■ **Supplied records**:
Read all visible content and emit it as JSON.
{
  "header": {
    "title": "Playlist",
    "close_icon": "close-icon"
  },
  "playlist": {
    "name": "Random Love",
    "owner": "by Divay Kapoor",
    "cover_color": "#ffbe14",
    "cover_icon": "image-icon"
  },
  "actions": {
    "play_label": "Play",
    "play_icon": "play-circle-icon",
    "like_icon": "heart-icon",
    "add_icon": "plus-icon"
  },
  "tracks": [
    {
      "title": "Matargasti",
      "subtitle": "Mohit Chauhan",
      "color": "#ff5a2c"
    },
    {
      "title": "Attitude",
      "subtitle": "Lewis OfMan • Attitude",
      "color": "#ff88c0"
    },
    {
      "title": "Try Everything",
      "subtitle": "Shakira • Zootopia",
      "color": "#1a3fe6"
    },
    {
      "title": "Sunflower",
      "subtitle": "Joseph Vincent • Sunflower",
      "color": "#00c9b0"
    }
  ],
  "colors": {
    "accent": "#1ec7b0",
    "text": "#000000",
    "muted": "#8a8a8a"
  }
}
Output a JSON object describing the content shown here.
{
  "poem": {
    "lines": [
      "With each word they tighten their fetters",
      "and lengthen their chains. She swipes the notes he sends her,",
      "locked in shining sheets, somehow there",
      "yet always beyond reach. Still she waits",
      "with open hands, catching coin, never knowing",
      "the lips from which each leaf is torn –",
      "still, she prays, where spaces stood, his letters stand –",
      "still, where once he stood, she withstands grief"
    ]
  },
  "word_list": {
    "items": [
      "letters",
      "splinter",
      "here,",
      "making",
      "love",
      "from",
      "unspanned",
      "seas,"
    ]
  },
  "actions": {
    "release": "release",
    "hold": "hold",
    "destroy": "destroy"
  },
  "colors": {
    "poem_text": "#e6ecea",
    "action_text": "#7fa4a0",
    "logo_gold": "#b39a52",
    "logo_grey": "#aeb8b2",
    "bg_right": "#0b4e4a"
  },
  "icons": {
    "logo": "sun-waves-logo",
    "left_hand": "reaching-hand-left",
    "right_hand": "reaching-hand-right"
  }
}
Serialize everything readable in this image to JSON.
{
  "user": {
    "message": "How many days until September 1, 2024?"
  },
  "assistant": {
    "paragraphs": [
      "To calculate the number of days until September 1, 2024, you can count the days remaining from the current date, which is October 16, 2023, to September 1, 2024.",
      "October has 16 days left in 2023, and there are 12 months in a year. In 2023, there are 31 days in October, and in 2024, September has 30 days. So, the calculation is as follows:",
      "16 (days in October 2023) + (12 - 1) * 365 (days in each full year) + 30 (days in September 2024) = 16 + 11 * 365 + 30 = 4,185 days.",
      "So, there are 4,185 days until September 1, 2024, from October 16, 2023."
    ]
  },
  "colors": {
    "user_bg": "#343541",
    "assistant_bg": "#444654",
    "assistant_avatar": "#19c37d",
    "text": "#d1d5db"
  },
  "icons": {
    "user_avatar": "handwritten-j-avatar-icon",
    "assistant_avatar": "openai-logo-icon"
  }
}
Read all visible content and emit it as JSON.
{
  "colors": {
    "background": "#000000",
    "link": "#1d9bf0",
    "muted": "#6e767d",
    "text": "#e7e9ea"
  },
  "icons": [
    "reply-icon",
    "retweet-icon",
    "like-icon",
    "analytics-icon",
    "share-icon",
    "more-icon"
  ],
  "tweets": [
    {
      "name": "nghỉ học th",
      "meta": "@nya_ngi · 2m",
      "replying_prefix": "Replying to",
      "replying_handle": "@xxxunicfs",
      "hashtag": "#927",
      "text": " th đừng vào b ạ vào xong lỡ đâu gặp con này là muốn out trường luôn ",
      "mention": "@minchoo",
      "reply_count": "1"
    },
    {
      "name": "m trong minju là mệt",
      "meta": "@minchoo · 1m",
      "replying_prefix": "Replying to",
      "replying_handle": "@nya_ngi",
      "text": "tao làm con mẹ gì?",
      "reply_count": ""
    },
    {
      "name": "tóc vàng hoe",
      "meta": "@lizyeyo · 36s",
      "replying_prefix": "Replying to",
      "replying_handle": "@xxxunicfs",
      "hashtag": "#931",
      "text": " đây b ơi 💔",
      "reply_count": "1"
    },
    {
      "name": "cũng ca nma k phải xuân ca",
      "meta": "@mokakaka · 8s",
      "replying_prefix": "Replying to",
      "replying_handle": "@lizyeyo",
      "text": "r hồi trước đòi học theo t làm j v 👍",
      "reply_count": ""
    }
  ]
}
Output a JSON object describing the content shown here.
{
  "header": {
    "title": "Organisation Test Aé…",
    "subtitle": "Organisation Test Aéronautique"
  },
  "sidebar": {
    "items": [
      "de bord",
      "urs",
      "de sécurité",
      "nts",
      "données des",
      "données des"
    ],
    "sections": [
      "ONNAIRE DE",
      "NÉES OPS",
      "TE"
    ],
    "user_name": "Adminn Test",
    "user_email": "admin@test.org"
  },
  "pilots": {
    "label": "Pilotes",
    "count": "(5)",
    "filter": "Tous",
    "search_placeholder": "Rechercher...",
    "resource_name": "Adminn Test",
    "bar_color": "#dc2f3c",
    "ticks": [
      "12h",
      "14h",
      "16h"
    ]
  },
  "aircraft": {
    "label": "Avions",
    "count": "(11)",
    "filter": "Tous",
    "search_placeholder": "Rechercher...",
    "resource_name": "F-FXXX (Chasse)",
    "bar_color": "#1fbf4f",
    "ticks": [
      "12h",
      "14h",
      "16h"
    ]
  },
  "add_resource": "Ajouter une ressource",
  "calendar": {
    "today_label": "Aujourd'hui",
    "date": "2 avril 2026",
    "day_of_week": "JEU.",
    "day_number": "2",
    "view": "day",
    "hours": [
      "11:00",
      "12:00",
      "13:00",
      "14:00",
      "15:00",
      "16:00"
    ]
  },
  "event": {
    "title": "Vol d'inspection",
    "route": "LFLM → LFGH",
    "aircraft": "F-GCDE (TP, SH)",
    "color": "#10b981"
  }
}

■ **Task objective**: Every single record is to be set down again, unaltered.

■ **Solution to this task**:
Read all visible content and emit it as JSON.
{
  "header": {
    "title": "Playlist",
    "close_icon": "close-icon"
  },
  "playlist": {
    "name": "Random Love",
    "owner": "by Divay Kapoor",
    "cover_color": "#ffbe14",
    "cover_icon": "image-icon"
  },
  "actions": {
    "play_label": "Play",
    "play_icon": "play-circle-icon",
    "like_icon": "heart-icon",
    "add_icon": "plus-icon"
  },
  "tracks": [
    {
      "title": "Matargasti",
      "subtitle": "Mohit Chauhan",
      "color": "#ff5a2c"
    },
    {
      "title": "Attitude",
      "subtitle": "Lewis OfMan • Attitude",
      "color": "#ff88c0"
    },
    {
      "title": "Try Everything",
      "subtitle": "Shakira • Zootopia",
      "color": "#1a3fe6"
    },
    {
      "title": "Sunflower",
      "subtitle": "Joseph Vincent • Sunflower",
      "color": "#00c9b0"
    }
  ],
  "colors": {
    "accent": "#1ec7b0",
    "text": "#000000",
    "muted": "#8a8a8a"
  }
}
Output a JSON object describing the content shown here.
{
  "poem": {
    "lines": [
      "With each word they tighten their fetters",
      "and lengthen their chains. She swipes the notes he sends her,",
      "locked in shining sheets, somehow there",
      "yet always beyond reach. Still she waits",
      "with open hands, catching coin, never knowing",
      "the lips from which each leaf is torn –",
      "still, she prays, where spaces stood, his letters stand –",
      "still, where once he stood, she withstands grief"
    ]
  },
  "word_list": {
    "items": [
      "letters",
      "splinter",
      "here,",
      "making",
      "love",
      "from",
      "unspanned",
      "seas,"
    ]
  },
  "actions": {
    "release": "release",
    "hold": "hold",
    "destroy": "destroy"
  },
  "colors": {
    "poem_text": "#e6ecea",
    "action_text": "#7fa4a0",
    "logo_gold": "#b39a52",
    "logo_grey": "#aeb8b2",
    "bg_right": "#0b4e4a"
  },
  "icons": {
    "logo": "sun-waves-logo",
    "left_hand": "reaching-hand-left",
    "right_hand": "reaching-hand-right"
  }
}
Serialize everything readable in this image to JSON.
{
  "user": {
    "message": "How many days until September 1, 2024?"
  },
  "assistant": {
    "paragraphs": [
      "To calculate the number of days until September 1, 2024, you can count the days remaining from the current date, which is October 16, 2023, to September 1, 2024.",
      "October has 16 days left in 2023, and there are 12 months in a year. In 2023, there are 31 days in October, and in 2024, September has 30 days. So, the calculation is as follows:",
      "16 (days in October 2023) + (12 - 1) * 365 (days in each full year) + 30 (days in September 2024) = 16 + 11 * 365 + 30 = 4,185 days.",
      "So, there are 4,185 days until September 1, 2024, from October 16, 2023."
    ]
  },
  "colors": {
    "user_bg": "#343541",
    "assistant_bg": "#444654",
    "assistant_avatar": "#19c37d",
    "text": "#d1d5db"
  },
  "icons": {
    "user_avatar": "handwritten-j-avatar-icon",
    "assistant_avatar": "openai-logo-icon"
  }
}
Read all visible content and emit it as JSON.
{
  "colors": {
    "background": "#000000",
    "link": "#1d9bf0",
    "muted": "#6e767d",
    "text": "#e7e9ea"
  },
  "icons": [
    "reply-icon",
    "retweet-icon",
    "like-icon",
    "analytics-icon",
    "share-icon",
    "more-icon"
  ],
  "tweets": [
    {
      "name": "nghỉ học th",
      "meta": "@nya_ngi · 2m",
      "replying_prefix": "Replying to",
      "replying_handle": "@xxxunicfs",
      "hashtag": "#927",
      "text": " th đừng vào b ạ vào xong lỡ đâu gặp con này là muốn out trường luôn ",
      "mention": "@minchoo",
      "reply_count": "1"
    },
    {
      "name": "m trong minju là mệt",
      "meta": "@minchoo · 1m",
      "replying_prefix": "Replying to",
      "replying_handle": "@nya_ngi",
      "text": "tao làm con mẹ gì?",
      "reply_count": ""
    },
    {
      "name": "tóc vàng hoe",
      "meta": "@lizyeyo · 36s",
      "replying_prefix": "Replying to",
      "replying_handle": "@xxxunicfs",
      "hashtag": "#931",
      "text": " đây b ơi 💔",
      "reply_count": "1"
    },
    {
      "name": "cũng ca nma k phải xuân ca",
      "meta": "@mokakaka · 8s",
      "replying_prefix": "Replying to",
      "replying_handle": "@lizyeyo",
      "text": "r hồi trước đòi học theo t làm j v 👍",
      "reply_count": ""
    }
  ]
}
Output a JSON object describing the content shown here.
{
  "header": {
    "title": "Organisation Test Aé…",
    "subtitle": "Organisation Test Aéronautique"
  },
  "sidebar": {
    "items": [
      "de bord",
      "urs",
      "de sécurité",
      "nts",
      "données des",
      "données des"
    ],
    "sections": [
      "ONNAIRE DE",
      "NÉES OPS",
      "TE"
    ],
    "user_name": "Adminn Test",
    "user_email": "admin@test.org"
  },
  "pilots": {
    "label": "Pilotes",
    "count": "(5)",
    "filter": "Tous",
    "search_placeholder": "Rechercher...",
    "resource_name": "Adminn Test",
    "bar_color": "#dc2f3c",
    "ticks": [
      "12h",
      "14h",
      "16h"
    ]
  },
  "aircraft": {
    "label": "Avions",
    "count": "(11)",
    "filter": "Tous",
    "search_placeholder": "Rechercher...",
    "resource_name": "F-FXXX (Chasse)",
    "bar_color": "#1fbf4f",
    "ticks": [
      "12h",
      "14h",
      "16h"
    ]
  },
  "add_resource": "Ajouter une ressource",
  "calendar": {
    "today_label": "Aujourd'hui",
    "date": "2 avril 2026",
    "day_of_week": "JEU.",
    "day_number": "2",
    "view": "day",
    "hours": [
      "11:00",
      "12:00",
      "13:00",
      "14:00",
      "15:00",
      "16:00"
    ]
  },
  "event": {
    "title": "Vol d'inspection",
    "route": "LFLM → LFGH",
    "aircraft": "F-GCDE (TP, SH)",
    "color": "#10b981"
  }
}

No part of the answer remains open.